- 1 What is Loch Ness and where is it located?
- 2 What area is Loch Ness?
- 3 Is Loch Ness the largest lake in the world?
- 4 Is Loch Ness closer to Edinburgh or Glasgow?
- 5 How far is Loch Ness from Inverness?
- 6 Can you visit Loch Ness?
- 7 Where can I see the Loch Ness?
- 8 Is there sharks in Loch Ness?
- 9 Is a Loch a lake?
- 10 Is Scotland a country?
- 11 Can you swim in Loch Ness?
- 12 What animals live in Loch Ness?
- 13 Why does Scotland have so many lochs?
What is Loch Ness and where is it located?
Loch Ness (/ˌlɒx ˈnɛs/; Scottish Gaelic: Loch Nis [l̪ˠɔx ˈniʃ]) is a large, deep, freshwater loch in the Scottish Highlands extending for approximately 37 kilometres (23 miles) southwest of Inverness. Its surface is 16 metres (52 feet) above sea level.
What area is Loch Ness?
Loch Ness tilts as the whole of Scotland bends with the passing of the tides around Britain. Combined with the tidal attraction of the moon and sun the Earth, even though Loch Ness is land-locked there is a change in the height of the water twice a day.
Is Loch Ness the largest lake in the world?
Loch Ness is the largest loch by volume – it contains more water (7,452 million cubic metres) than all English and Welsh lakes together.
Is Loch Ness closer to Edinburgh or Glasgow?
Loch Ness is 580 miles away from London, 460 miles from Birmingham, 380 miles from Manchester, 290 miles from Newcastle, 180 miles from Glasgow and 170 miles from Edinburgh. That doesn’t mean it’s difficult to get here, though!

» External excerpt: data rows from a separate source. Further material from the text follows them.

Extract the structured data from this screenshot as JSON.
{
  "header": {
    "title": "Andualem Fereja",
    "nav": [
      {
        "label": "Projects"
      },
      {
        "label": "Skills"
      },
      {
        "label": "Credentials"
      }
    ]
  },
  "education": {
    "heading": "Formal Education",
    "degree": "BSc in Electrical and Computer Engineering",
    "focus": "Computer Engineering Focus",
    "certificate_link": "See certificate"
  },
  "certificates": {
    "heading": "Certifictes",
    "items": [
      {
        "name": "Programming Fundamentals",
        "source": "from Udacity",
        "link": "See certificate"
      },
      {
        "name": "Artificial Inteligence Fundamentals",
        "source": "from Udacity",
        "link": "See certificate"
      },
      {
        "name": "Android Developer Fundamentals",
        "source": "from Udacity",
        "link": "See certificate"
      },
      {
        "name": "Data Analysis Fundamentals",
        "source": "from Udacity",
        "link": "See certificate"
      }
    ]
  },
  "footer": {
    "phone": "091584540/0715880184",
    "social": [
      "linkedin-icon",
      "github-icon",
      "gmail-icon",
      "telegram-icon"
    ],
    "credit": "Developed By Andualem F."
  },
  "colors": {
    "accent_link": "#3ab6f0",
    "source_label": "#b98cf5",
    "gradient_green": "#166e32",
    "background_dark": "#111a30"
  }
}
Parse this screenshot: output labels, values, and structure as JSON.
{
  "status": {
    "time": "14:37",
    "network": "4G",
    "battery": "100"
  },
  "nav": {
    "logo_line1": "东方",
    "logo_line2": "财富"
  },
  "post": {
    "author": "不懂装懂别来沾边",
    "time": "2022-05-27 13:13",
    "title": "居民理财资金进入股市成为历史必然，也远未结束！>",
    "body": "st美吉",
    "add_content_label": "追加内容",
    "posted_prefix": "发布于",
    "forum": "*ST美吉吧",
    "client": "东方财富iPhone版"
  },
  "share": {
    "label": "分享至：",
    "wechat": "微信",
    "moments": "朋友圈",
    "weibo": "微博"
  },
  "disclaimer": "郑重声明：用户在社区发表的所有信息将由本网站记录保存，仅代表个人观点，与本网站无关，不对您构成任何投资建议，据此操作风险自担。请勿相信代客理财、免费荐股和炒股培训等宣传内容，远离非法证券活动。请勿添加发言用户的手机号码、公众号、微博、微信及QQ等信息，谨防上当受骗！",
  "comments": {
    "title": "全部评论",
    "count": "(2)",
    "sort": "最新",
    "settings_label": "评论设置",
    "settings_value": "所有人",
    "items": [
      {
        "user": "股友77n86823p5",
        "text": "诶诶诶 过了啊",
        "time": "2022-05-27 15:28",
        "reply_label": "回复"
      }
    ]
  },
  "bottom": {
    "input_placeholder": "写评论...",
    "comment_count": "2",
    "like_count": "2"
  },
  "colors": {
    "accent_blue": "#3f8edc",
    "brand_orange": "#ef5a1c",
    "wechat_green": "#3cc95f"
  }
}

The quickest way to get here is by air.
How far is Loch Ness from Inverness?
Most visitors to Inverness want to see Loch Ness during their stay. It’s only eight miles from Inverness and there are various ways of getting there.
Can you visit Loch Ness?
Tours of Loch Ness: On the 12-hour Loch Ness, Glencoe, and the Highlands Small-Group Day Trip from Edinburgh, you can travel to the highlands by minibus with an expert guide, visiting Spean Bridge, Cairngorms National Park, and Fort Augustus, where you will have time for an optional cruise on Loch Ness.
Where can I see the Loch Ness?
5 Unmissable Viewpoints on the Loch Ness 360° Trail
- Inverness Castle. This is a viewpoint that is right in the centre of Inverness!
- Dores Beach. Not all viewpoints require a climb.
- Falls of Foyers. Watching the Falls of Foyers cascade down into the gorge below is a great sight.
- Suidhe Viewpoint.
- Urquhart Castle.
Is there sharks in Loch Ness?
But evidence has been mounting that the Loch Ness and Lake Iliamna monsters may, in fact, be sleeper sharks. Two exceptionally large Arctic sharks ply northern waters — Greenland sharks and the Pacific sleeper sharks. During the last few years, scientists have documented Greenland sharks using the St.
Is a Loch a lake?
Loch (/lɒx/) is the Irish, Scottish Gaelic and Scots word for a lake or for a sea inlet.
Is Scotland a country?
listen)) is a country that is part of the United Kingdom. The Kingdom of Scotland emerged as an independent sovereign state in the Early Middle Ages and continued to exist until 1707. By inheritance in 1603, James VI of Scotland became king of England and Ireland, thus forming a personal union of the three kingdoms.
Can you swim in Loch Ness?
First things first, we do not recommend you go wild swimming in Loch Ness. Apart from the small matter of Nessie lurking deep beneath the surface, the water is bitterly cold all year round – only around 5°C. In these low temperatures, you will quickly get hypothermia.
What animals live in Loch Ness?
The array of wildlife around Loch Ness For instance, majestic red deer, black grouse, golden eagles, osprey and ptarmigan. Also, you can spot capercaillie, pine martens, squirrels (red ones, of course!) and otters, to name but a few.
Why does Scotland have so many lochs?
But why are there so many Scottish Lochs? The main reason for Scotland’s watery landscapes is the colossal sheets of ice that used to spawn massive glaciers. These rolled across the land in the last ice age, gouging out spectacular U shaped valleys and leaving a staggeringly beautiful landscape.